Both threats, real and presumed are, however, likely to have a similar impact on the business concerned. Fear is, after all, a powerful emotion and is likely to elicit a defensive response. Think what you would do, for example, if you could not access any of your business documents - all of your personal files – and you are being held from them by a countdown timer to their complete annihilation.  

This method of money-making by the faceless and nameless ‘black-hatters’ of the Internet is now becoming a serious threat. Recent research by Bitdefender reports that companies and individuals caught out in this way in the UK ‘are willing to pay the most to recover personal documents, photos and job-related documents’ with up to £400 being paid to decrypt locked and encrypted files for a start.  Typically also, once businesses have shown that they are willing to pay, they are more aggressively targeted as their name joins a list of so-called “suckers” who will reach into their pockets for the convenience of getting their files back quickly. 

Associated threats

Moreover, it’s not just a case of computers being hacked. The related phenomenon of SMiShing is also on the increase. SMiShing is a similar kind of attack that typically involves a user being sent an unsolicited SMS/text message which tricks them into downloading a rogue program, such as a Trojan horse, virus or other malware, or releasing sufficient personal details to compromise their security. In February 2016, a Santander customer lost £23,000 to a SMiShing scam, which the bank refused to compensate him for.

It is always best to minimise exposure to these scenarios where possible with common-sense, site or IP address blocking and end-point protection but that in itself may not be enough to counteract this ever more pervasive threat. 

It’s critically important, of course, to ensure your electronic defence is as impenetrable as possible through the use of actively maintained antivirus software, firewall appliances, Intrusion Protection Systems, web and mail filtering, and define and robustly enforce policies that prevent penetration through ensuring correct system configuration and device ‘hardening’. 

However, in today’s complex security environment becoming a victim of one of these increasingly prevalent security threats is almost an inevitably at some point. So, because it will happen, and when it does, what else do organisations need to consider? Robust backup systems are key, of course, but so too is putting in place robust policy and processes and a practical system of educating users.

Putting solutions in place 

Best practice then is to implement a robust and incremental backup system of business/personal critical details, and keep those backups safely offline. Businesses should then also ensure they test these backups regularly and ensure everything that should be protected is protected. 

On the user side, they should enforce a general information policy pertaining to what websites are SFW and NSFW (Safe For Work and Not Safe For Work) and educate themselves and their team on the risks and the methods by which ransomware is activated. This kind of focus on education is key. Organisations need to remember that their human firewall is their best, but is also often their last line of defence. 

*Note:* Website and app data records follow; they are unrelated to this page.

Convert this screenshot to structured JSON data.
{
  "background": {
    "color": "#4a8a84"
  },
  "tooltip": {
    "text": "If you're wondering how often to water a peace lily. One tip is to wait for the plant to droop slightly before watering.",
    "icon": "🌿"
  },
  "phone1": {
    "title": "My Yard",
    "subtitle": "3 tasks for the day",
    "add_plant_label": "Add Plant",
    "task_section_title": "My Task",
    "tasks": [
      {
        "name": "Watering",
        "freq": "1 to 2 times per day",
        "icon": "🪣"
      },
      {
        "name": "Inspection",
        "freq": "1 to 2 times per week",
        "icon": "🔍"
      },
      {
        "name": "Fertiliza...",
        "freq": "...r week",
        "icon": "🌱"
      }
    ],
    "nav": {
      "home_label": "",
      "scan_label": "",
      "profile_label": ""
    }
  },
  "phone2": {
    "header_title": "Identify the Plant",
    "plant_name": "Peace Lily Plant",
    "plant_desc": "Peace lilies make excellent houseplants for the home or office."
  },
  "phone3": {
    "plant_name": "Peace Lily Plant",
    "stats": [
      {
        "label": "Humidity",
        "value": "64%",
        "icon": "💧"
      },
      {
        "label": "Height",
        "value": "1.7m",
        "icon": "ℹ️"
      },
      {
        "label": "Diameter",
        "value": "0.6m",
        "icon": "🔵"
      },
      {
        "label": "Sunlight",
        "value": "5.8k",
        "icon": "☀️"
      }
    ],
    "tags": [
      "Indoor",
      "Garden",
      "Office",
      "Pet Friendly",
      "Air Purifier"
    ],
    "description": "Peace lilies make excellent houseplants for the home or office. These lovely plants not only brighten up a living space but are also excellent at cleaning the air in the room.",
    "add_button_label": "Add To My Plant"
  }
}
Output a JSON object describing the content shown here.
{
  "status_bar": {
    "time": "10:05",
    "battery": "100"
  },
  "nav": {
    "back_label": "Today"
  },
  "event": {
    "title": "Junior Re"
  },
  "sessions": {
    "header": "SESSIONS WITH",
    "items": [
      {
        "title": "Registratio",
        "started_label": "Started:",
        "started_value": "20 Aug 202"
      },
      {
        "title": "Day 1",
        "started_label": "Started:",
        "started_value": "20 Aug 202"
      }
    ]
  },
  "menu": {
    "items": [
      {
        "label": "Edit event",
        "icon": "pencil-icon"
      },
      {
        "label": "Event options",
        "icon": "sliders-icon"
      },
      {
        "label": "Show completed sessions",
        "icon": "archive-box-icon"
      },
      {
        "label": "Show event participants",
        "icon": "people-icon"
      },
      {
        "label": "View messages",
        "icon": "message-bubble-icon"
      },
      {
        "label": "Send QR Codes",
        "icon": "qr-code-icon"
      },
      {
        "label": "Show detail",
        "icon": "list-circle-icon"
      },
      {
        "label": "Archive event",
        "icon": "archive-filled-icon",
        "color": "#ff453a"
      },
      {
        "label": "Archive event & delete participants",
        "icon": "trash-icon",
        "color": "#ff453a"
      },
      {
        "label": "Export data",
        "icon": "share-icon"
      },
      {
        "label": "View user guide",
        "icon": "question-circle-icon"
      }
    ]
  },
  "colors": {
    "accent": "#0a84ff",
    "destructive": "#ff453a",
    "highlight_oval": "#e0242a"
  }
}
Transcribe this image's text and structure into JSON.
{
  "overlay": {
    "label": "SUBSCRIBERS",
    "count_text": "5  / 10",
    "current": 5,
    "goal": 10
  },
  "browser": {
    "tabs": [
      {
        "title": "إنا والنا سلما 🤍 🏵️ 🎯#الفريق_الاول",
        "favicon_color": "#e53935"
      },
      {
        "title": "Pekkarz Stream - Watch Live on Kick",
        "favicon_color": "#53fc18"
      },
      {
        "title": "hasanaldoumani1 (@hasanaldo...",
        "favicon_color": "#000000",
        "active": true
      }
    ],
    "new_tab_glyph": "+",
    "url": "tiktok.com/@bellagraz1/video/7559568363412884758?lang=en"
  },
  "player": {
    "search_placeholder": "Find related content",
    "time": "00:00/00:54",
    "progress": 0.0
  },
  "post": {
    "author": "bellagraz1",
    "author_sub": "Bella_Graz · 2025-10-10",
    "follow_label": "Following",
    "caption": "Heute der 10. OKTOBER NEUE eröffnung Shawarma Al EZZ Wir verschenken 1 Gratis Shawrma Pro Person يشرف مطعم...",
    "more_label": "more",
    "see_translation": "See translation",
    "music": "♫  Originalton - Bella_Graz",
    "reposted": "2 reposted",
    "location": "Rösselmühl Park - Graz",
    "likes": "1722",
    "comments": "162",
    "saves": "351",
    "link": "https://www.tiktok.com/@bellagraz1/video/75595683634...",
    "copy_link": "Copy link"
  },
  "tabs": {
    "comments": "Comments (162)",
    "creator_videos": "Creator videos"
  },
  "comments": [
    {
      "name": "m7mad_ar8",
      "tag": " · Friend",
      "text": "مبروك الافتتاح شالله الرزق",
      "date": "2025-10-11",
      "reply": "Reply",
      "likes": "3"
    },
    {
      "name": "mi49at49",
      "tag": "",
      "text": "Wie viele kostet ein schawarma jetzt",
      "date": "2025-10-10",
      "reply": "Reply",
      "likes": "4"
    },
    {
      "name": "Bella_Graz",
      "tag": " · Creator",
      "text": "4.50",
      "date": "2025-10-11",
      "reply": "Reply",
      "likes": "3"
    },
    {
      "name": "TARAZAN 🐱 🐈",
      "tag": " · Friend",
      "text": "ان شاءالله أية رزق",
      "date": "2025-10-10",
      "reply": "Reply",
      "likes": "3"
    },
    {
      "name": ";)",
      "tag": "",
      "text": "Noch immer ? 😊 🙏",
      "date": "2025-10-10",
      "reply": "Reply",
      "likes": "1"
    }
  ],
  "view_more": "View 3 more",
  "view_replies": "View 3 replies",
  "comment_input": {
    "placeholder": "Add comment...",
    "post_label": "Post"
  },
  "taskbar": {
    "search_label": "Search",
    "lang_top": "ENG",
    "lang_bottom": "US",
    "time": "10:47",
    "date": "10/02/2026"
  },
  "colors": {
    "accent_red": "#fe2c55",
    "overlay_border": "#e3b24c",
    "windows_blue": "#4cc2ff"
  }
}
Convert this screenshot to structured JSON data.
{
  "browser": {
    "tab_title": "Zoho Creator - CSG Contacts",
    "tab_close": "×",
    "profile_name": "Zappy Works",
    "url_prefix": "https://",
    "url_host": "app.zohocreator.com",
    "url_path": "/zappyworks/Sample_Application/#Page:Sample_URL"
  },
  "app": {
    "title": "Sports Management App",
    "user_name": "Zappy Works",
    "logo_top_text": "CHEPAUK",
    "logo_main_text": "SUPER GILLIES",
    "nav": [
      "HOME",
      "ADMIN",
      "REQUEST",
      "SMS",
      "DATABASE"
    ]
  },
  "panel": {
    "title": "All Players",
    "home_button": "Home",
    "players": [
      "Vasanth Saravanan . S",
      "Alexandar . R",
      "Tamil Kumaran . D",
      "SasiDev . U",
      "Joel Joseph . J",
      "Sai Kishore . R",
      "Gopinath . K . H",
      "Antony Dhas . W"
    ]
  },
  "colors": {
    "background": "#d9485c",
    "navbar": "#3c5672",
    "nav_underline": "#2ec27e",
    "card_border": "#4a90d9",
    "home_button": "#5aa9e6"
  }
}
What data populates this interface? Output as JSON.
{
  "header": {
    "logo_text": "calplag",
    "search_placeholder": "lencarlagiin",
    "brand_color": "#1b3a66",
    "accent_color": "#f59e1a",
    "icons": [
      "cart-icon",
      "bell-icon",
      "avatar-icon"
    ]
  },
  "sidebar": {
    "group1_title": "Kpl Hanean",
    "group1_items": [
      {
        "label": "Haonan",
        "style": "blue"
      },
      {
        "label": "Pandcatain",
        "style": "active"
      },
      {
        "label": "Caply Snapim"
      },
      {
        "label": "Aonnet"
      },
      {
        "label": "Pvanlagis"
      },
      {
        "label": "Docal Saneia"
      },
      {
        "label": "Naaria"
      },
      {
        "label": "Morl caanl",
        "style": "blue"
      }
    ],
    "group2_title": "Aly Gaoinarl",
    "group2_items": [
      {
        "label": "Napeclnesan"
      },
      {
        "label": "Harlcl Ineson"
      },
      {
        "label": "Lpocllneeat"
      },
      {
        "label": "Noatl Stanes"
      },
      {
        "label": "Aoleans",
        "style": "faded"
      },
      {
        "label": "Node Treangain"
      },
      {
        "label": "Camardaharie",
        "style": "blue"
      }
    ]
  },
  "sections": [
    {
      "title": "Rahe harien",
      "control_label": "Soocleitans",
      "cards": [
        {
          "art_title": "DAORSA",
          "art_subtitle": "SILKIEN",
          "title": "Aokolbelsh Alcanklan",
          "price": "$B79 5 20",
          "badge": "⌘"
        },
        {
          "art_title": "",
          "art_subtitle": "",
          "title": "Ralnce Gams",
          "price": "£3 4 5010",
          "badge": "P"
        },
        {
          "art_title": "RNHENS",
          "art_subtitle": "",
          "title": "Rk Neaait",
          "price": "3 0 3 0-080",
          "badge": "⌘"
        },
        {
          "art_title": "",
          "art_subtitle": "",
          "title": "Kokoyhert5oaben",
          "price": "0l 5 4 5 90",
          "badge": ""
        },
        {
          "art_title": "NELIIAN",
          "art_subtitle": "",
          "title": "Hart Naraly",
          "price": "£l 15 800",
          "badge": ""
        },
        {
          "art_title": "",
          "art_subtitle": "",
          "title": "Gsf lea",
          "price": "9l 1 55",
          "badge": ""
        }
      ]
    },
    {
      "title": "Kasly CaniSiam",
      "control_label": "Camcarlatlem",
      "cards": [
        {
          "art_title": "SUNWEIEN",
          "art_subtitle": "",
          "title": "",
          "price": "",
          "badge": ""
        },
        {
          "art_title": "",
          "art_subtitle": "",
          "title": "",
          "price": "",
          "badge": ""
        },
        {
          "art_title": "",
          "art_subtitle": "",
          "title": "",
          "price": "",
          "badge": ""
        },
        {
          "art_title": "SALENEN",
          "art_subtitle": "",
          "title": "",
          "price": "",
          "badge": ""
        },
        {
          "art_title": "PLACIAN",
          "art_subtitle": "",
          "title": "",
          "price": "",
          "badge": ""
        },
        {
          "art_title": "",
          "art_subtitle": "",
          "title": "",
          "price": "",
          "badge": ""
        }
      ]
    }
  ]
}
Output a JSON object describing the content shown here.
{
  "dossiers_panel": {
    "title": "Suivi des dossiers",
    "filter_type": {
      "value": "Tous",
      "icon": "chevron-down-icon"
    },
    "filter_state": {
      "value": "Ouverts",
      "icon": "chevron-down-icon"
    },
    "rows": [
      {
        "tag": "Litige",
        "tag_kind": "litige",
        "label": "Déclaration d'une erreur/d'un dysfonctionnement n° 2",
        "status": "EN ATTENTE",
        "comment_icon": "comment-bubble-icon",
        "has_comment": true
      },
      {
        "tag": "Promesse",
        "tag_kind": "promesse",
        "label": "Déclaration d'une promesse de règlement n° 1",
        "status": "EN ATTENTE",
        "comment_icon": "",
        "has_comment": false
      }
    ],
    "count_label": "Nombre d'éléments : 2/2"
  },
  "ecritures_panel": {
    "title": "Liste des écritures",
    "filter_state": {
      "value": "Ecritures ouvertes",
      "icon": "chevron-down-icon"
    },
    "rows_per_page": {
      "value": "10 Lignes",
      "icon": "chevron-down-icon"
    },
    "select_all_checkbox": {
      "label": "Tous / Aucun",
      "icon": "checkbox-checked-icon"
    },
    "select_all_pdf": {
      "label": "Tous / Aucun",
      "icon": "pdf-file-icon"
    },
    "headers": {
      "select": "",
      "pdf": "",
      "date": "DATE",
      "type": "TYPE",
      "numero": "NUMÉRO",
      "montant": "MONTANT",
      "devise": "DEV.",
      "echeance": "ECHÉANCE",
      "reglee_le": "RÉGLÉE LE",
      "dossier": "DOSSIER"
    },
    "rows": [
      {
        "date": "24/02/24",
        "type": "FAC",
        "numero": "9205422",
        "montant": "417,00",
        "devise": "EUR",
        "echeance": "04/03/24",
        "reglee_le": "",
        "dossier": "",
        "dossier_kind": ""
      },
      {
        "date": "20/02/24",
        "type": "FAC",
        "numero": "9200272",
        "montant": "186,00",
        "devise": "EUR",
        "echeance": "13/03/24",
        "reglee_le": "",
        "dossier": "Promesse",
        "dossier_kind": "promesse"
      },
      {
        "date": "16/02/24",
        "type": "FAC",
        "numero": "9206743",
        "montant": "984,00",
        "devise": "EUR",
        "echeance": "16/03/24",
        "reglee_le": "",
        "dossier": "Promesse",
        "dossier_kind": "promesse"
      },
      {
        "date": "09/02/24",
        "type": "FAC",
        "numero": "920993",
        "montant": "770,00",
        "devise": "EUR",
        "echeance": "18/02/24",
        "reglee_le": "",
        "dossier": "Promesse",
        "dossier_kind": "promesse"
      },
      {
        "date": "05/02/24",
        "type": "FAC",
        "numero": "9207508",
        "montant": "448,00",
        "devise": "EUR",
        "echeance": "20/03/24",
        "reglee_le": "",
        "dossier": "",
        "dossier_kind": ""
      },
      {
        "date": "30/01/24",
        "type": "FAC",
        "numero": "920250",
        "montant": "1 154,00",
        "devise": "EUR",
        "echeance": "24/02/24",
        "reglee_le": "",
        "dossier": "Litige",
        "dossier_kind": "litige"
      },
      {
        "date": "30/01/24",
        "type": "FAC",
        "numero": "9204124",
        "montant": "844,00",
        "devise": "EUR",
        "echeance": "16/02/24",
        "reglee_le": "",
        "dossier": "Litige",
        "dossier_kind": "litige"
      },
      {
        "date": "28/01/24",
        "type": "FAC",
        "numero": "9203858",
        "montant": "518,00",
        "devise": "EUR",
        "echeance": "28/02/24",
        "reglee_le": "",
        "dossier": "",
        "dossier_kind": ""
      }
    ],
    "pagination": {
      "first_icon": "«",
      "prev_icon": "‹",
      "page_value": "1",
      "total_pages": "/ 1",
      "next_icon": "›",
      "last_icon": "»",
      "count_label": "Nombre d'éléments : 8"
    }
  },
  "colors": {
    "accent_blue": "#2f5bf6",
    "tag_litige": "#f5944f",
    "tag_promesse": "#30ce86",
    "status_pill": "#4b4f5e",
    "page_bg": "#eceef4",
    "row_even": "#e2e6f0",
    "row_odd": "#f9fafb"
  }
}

After all, in the battle against ransomware, businesses need to marshal their resources, ensure they have a strategic plan in place, train up their workforce and deploy their full gamut of policies and procedures to keep their corporate networks and systems safe.   

Mike Simmonds, Managing Director, Axial Systems (opens in new tab)
Image Credit:  WK1003Mike / Shutterstock